Goal of the exercise:
Report how many lines below contain the word "Manager", giving the number and no other words.
** Opening Data for this task block **
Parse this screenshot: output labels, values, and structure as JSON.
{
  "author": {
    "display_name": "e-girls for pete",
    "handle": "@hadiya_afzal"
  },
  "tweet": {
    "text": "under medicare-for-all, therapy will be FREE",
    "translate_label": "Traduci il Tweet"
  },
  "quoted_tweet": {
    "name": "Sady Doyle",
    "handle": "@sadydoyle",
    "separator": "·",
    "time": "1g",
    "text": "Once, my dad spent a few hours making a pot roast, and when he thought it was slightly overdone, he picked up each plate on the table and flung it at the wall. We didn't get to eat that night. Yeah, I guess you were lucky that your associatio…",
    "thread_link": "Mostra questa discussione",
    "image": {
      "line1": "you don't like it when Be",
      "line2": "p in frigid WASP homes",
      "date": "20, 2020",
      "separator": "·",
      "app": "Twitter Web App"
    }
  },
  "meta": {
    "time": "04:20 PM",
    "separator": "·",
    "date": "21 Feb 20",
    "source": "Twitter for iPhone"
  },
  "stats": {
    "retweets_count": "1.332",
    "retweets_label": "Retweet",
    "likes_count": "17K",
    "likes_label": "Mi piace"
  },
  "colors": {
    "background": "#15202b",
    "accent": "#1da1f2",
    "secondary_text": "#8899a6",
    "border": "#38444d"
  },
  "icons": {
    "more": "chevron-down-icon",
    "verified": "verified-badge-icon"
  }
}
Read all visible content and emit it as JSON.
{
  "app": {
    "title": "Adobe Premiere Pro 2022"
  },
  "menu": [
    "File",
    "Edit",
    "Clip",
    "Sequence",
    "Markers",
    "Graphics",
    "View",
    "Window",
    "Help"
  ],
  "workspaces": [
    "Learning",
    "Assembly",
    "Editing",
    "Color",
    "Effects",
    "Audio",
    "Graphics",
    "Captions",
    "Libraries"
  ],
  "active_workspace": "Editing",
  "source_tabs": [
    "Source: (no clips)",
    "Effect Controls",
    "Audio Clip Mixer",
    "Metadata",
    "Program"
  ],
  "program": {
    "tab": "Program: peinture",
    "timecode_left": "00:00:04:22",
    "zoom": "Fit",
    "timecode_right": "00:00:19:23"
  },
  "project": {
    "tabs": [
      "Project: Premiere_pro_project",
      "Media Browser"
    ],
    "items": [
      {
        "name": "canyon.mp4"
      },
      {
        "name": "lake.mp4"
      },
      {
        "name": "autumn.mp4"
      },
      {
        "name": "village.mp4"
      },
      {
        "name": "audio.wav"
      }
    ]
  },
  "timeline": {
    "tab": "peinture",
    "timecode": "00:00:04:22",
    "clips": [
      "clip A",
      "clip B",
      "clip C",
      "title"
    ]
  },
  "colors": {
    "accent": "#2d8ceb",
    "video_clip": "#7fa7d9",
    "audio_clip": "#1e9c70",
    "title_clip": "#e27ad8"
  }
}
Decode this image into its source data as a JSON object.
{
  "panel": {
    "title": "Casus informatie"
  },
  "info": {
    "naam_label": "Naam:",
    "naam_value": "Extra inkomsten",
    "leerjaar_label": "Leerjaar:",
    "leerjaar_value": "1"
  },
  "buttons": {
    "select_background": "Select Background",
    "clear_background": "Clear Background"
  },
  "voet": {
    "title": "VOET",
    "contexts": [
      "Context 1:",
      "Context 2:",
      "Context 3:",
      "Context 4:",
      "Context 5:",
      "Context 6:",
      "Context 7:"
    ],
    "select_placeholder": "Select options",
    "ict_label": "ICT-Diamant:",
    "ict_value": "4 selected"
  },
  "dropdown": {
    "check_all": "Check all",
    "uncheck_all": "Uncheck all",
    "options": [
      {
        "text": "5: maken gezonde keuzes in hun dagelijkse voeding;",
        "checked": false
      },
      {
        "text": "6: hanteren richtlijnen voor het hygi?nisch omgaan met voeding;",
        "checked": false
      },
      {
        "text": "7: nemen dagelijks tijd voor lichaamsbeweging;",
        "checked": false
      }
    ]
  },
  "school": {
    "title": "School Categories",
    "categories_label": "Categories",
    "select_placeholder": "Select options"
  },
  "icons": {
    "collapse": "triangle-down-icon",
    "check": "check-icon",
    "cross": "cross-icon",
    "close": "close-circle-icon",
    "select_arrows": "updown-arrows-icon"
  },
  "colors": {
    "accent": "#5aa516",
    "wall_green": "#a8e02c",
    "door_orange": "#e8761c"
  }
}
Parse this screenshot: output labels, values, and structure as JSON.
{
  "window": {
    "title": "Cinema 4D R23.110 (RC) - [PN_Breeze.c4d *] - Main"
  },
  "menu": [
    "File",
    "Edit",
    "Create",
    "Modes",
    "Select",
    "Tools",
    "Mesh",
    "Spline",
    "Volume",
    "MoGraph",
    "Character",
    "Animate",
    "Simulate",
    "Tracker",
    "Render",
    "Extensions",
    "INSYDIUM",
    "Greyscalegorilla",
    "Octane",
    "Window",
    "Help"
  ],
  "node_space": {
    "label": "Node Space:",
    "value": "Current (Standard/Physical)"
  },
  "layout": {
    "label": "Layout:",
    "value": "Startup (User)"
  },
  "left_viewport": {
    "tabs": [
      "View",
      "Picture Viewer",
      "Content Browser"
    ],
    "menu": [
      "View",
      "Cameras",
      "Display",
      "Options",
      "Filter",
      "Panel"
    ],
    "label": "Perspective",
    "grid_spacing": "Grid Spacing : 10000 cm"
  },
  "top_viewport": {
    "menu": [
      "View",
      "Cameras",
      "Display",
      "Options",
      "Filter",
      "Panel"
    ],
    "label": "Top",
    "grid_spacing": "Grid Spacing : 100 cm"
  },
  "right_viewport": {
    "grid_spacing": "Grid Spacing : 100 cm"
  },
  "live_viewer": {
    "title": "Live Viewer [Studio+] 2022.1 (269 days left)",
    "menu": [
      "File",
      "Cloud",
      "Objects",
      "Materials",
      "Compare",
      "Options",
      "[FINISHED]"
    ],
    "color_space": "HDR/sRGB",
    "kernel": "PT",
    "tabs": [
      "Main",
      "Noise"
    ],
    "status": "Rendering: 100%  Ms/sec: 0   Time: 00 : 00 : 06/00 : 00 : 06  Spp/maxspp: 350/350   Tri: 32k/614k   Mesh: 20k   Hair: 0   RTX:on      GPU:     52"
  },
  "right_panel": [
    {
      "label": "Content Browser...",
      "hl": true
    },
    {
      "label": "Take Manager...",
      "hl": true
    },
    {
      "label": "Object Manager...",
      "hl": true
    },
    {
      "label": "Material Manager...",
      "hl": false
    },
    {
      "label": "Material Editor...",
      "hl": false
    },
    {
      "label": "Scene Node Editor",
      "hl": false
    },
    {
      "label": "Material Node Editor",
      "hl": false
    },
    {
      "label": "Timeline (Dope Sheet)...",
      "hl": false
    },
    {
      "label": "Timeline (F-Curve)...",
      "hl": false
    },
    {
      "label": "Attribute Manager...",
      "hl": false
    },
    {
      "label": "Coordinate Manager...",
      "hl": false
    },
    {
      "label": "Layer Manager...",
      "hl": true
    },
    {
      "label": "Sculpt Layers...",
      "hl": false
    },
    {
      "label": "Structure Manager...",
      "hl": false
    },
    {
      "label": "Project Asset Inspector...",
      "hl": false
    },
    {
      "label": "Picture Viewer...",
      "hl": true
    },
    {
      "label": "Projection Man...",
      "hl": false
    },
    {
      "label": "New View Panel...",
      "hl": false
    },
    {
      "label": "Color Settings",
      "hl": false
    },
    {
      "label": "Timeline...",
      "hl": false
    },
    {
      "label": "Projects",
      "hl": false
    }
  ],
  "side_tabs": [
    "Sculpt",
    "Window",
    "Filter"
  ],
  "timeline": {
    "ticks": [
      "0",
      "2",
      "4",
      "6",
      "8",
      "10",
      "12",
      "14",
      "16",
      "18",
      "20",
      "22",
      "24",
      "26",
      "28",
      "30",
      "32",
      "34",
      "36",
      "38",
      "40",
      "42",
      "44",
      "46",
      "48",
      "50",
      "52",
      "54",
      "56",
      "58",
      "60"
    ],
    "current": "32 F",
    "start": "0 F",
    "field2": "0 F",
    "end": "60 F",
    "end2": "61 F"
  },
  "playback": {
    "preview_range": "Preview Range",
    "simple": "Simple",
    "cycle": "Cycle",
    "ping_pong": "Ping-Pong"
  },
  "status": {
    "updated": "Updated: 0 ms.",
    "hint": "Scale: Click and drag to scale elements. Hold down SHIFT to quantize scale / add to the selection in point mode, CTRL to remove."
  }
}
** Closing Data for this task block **
Solved problem:
7